The Virginia Citizens Defense League sued Couric in 2016, claiming her documentary “Under the Gun” defamed the group by making VCDL leaders appear “speechless” during an interview. Please see our previous coverage of the matter here.
The leaders argued that they did give a direct response to Couric’s question about background checks, but that an added eight-second pause made them look stumped.
Couric, the film’s executive producer, and narrator conducted the interview.
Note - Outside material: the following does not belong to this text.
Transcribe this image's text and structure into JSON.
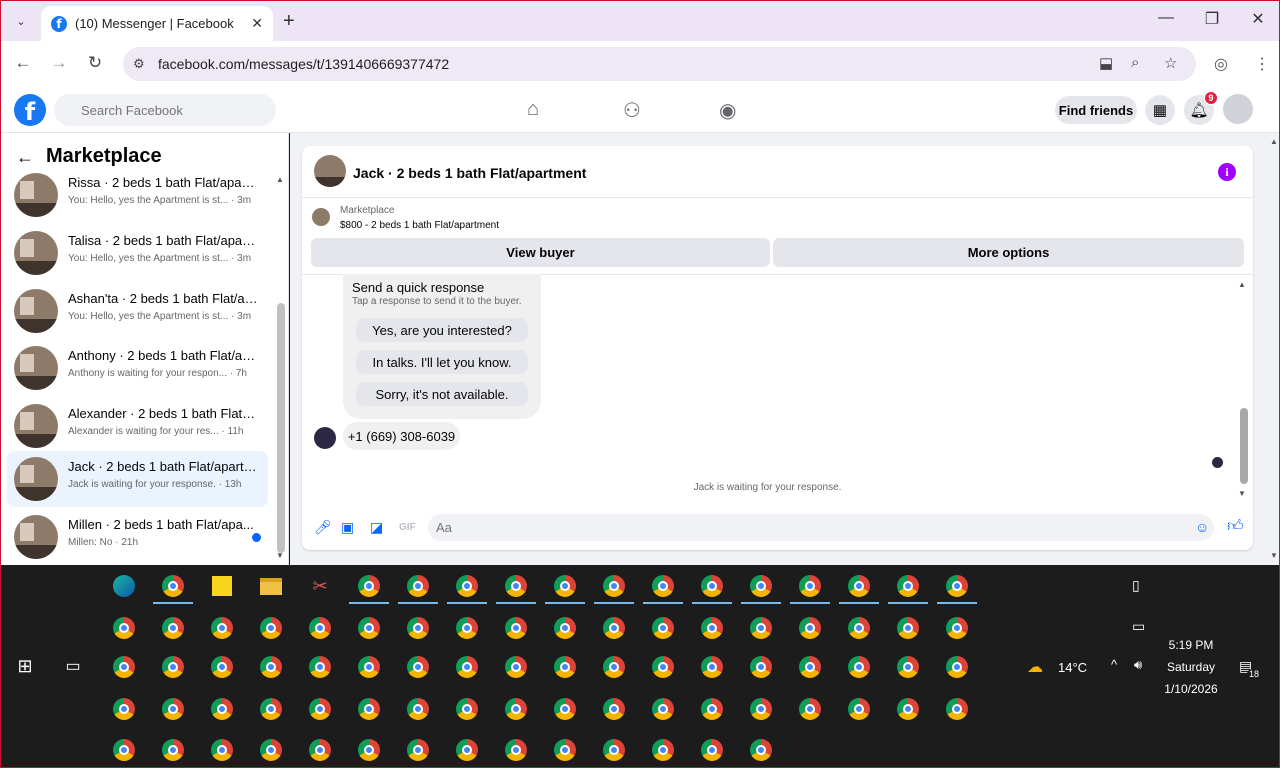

The lawsuit also named the film’s director, its production company, and the parent company of Epix, the cable channel that aired it. The lawsuit sought compensatory and punitive damages totaling $12,350,000.
But on May 31, U.S. District Judge John A. Gibney Jr. ruled that “the film is not false or defamatory,” and granted Couric’s request to dismiss the lawsuit.
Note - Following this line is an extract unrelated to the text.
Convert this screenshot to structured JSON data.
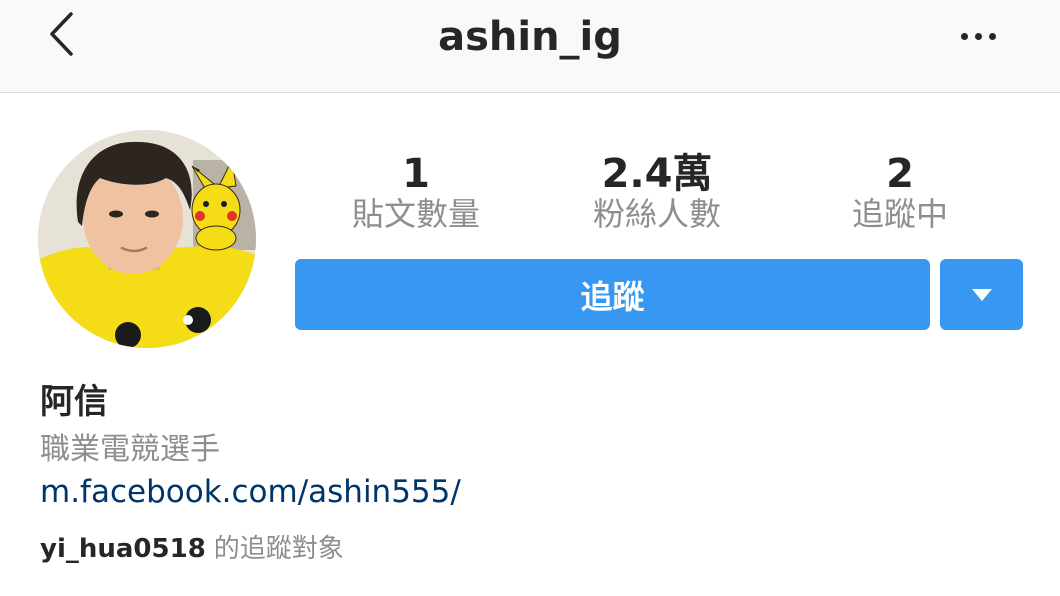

“A lot of people have been shocked by the ruling, including the VCDL Board of Directors,” the officials said on the VCDL Facebook page. “The outrage, as seen in reader comments in the various news stories below, is quite palpable.”
The officials said the group could drop the case and let the ruling stand, or appeal it to the U.S. 4th Circuit Court of Appeals.
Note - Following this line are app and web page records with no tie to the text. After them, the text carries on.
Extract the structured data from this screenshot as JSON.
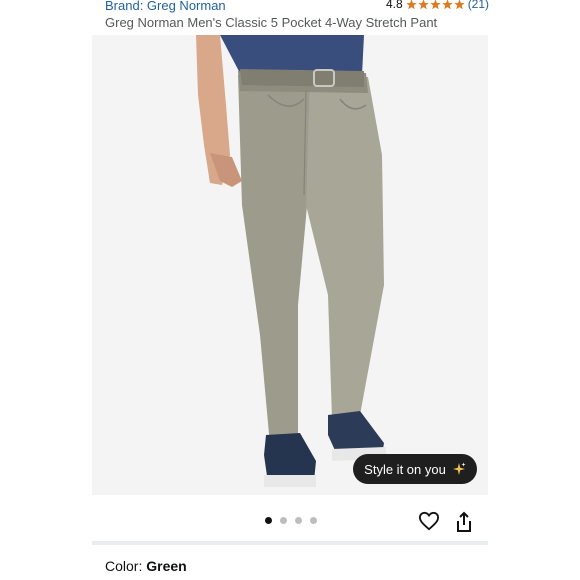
{
  "header": {
    "brand": "Brand: Greg Norman",
    "rating_value": "4.8",
    "rating_stars": 4.8,
    "rating_count": "(21)",
    "title": "Greg Norman Men's Classic 5 Pocket 4-Way Stretch Pant"
  },
  "gallery": {
    "style_button_label": "Style it on you",
    "total_images": 4,
    "active_index": 0
  },
  "actions": {
    "heart_icon": "heart-outline-icon",
    "share_icon": "share-icon"
  },
  "variant": {
    "label": "Color: ",
    "value": "Green"
  },
  "colors": {
    "link": "#2162a1",
    "star": "#de7921",
    "pant": "#9c9b8c",
    "shirt": "#3a4e7d"
  }
}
Couric has said the “pause” was intended to show “dramatic effect,” but agreed that it ultimately misrepresented the group.
“When VCDL members recently pointed out that they had in fact immediately answered this question, I went back and reviewed it and agree that those eight seconds do not accurately represent their response,” Couric wrote in a statement.
She also wrote, “I take responsibility for a decision that misrepresented an exchange I had with members of the Virginia Citizens Defense League (VCDL).”
In the lawsuit, the VCDL claims the consequences of making them appear stumped by questioning hurt their credibility to represent pro-gun platforms.
Board members also claimed they were harmed individually as professionals in gun-related businesses or services. But the judge disagreed.
Gibney wrote in his opinion that while the VCDL members did respond to Couric, they only “offered views on gun control” and did not directly answer the question about background checks.
He added that, “not having an answer to a question on a difficult and complex issue is not defamatory.”
The VCDL urged its social media followers to “stay tuned!”
“IT’S NOT OVER,” they said. “As soon as the VCDL Board gets some additional information from our attorneys, the Board will meet and make a final decision,” the officials said. “You will be notified as to that decision immediately thereafter.” —By Bill Miller, U.S. Law Shield contributor